Activity: Show, in full, each line of the data that contains "likes".

Supplied records:
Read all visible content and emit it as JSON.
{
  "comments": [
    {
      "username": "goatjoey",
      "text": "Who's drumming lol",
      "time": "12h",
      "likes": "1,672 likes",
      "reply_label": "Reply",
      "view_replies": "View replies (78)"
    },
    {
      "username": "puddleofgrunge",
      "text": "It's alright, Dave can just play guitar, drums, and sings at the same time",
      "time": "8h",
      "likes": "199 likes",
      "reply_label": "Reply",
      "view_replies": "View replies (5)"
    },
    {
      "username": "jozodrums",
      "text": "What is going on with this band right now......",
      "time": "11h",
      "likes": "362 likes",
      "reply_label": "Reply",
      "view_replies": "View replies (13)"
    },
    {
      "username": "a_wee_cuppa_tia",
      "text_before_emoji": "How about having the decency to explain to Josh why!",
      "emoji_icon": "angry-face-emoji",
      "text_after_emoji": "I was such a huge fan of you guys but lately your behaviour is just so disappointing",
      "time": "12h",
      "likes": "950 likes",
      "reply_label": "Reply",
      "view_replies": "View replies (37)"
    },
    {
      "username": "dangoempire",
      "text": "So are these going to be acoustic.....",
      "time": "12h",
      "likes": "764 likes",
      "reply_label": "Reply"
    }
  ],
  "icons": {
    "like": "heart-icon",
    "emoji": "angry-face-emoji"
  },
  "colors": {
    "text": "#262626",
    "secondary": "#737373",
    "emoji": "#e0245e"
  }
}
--
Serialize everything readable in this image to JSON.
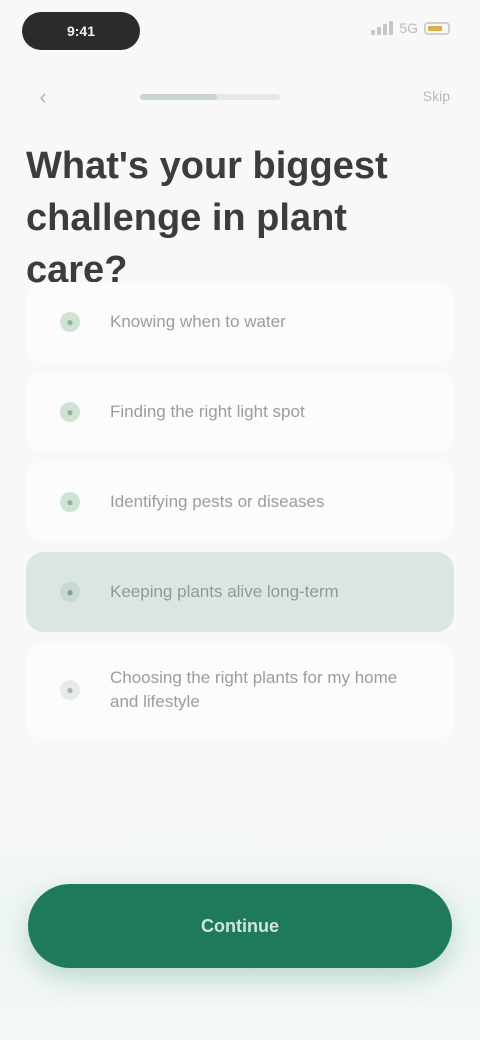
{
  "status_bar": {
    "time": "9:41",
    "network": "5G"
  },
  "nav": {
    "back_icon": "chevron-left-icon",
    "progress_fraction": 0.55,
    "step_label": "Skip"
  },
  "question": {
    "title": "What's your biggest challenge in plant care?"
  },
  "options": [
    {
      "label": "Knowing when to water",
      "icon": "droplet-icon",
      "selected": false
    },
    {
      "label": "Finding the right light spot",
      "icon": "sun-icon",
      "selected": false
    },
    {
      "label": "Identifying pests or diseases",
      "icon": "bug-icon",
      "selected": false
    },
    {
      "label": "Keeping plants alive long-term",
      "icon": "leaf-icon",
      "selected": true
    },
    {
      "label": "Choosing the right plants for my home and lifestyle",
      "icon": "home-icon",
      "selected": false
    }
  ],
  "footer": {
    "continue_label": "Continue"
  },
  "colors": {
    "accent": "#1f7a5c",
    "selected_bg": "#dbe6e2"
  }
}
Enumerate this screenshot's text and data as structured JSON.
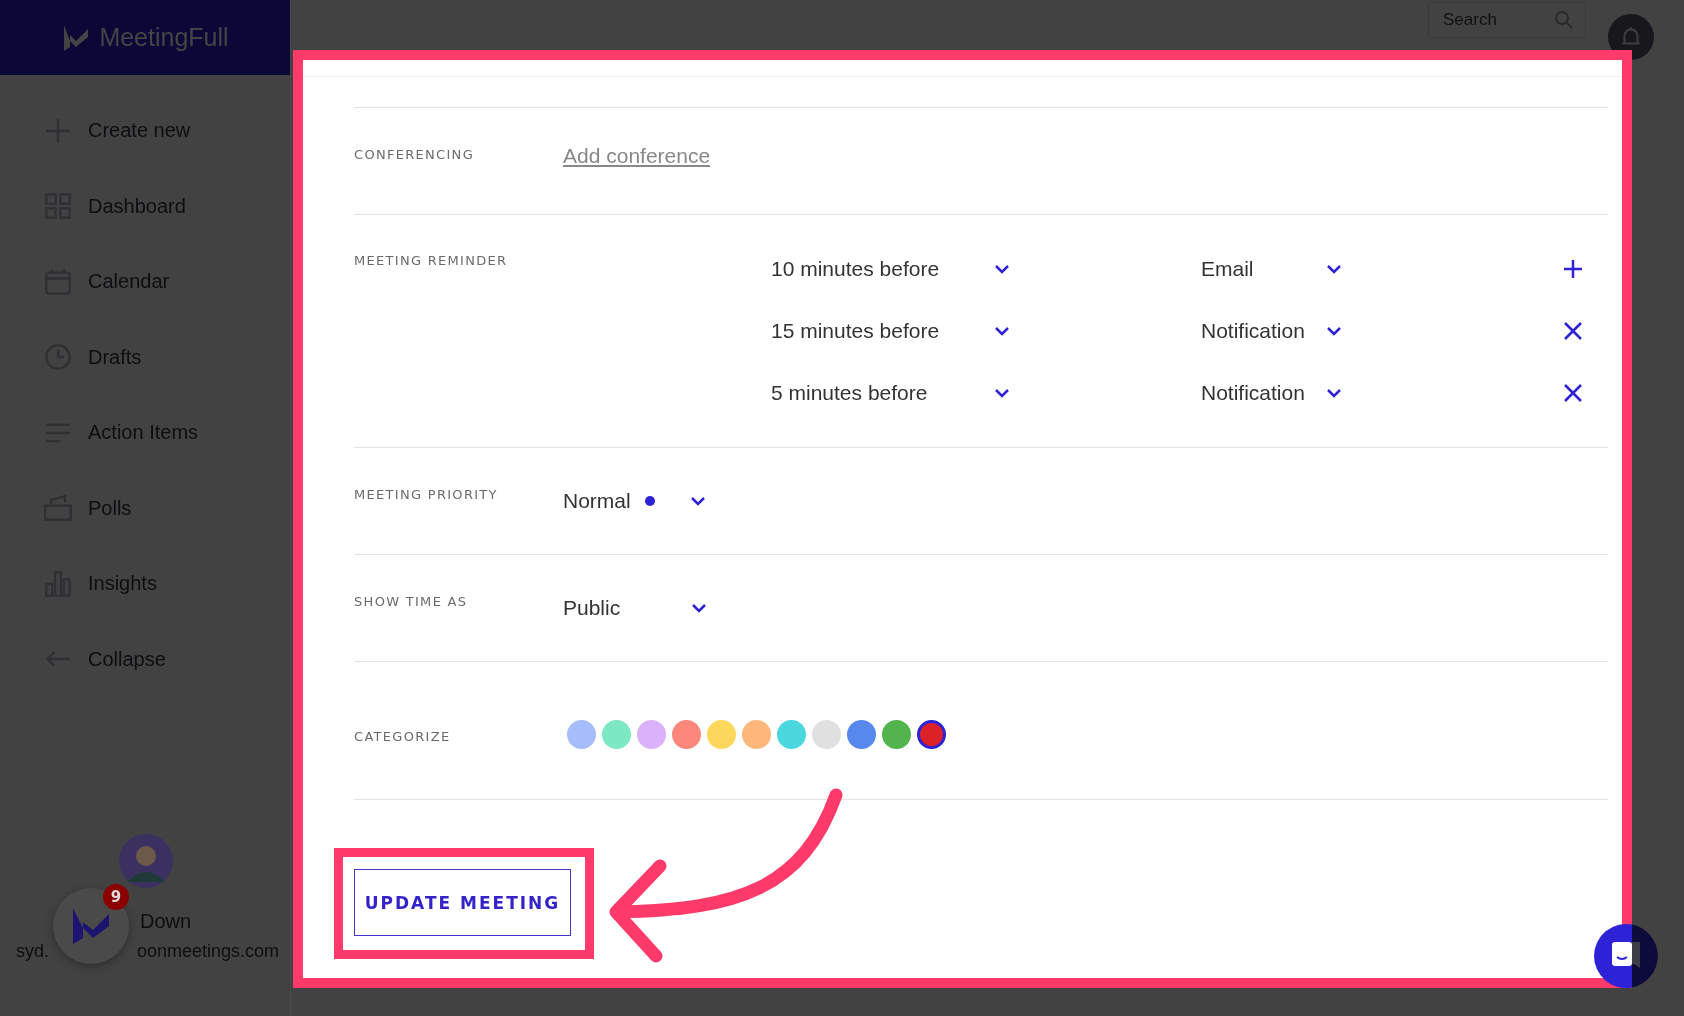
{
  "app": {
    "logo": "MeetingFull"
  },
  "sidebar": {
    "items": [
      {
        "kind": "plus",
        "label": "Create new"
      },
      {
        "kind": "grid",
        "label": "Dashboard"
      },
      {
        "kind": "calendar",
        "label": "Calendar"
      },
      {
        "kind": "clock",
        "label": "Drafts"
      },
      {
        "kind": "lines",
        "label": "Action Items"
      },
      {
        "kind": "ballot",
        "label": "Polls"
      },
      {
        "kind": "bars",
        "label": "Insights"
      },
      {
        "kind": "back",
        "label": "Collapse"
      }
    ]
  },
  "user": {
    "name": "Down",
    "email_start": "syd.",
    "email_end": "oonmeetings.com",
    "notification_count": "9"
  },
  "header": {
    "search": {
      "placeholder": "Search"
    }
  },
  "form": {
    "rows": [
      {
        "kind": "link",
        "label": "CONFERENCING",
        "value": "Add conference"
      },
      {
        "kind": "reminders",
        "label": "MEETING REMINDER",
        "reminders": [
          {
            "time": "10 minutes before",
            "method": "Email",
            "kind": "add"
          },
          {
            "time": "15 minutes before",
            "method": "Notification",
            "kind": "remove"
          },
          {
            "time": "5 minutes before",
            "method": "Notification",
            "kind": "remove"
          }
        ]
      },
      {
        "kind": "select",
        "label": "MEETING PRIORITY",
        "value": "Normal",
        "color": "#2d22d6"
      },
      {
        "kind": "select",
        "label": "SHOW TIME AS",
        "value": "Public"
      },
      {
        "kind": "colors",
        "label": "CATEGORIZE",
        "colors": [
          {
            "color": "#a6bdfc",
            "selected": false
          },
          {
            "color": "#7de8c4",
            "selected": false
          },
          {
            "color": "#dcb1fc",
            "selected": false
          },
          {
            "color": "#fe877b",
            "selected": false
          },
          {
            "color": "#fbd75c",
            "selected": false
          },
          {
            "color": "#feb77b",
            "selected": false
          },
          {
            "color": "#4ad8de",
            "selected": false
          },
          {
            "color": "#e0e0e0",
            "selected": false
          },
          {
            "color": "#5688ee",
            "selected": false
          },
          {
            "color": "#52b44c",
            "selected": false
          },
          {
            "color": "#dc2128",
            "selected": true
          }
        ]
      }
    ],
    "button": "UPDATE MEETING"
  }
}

Exercise response:
      "likes": "1,672 likes",
      "likes": "199 likes",
      "likes": "362 likes",
      "likes": "950 likes",
      "likes": "764 likes",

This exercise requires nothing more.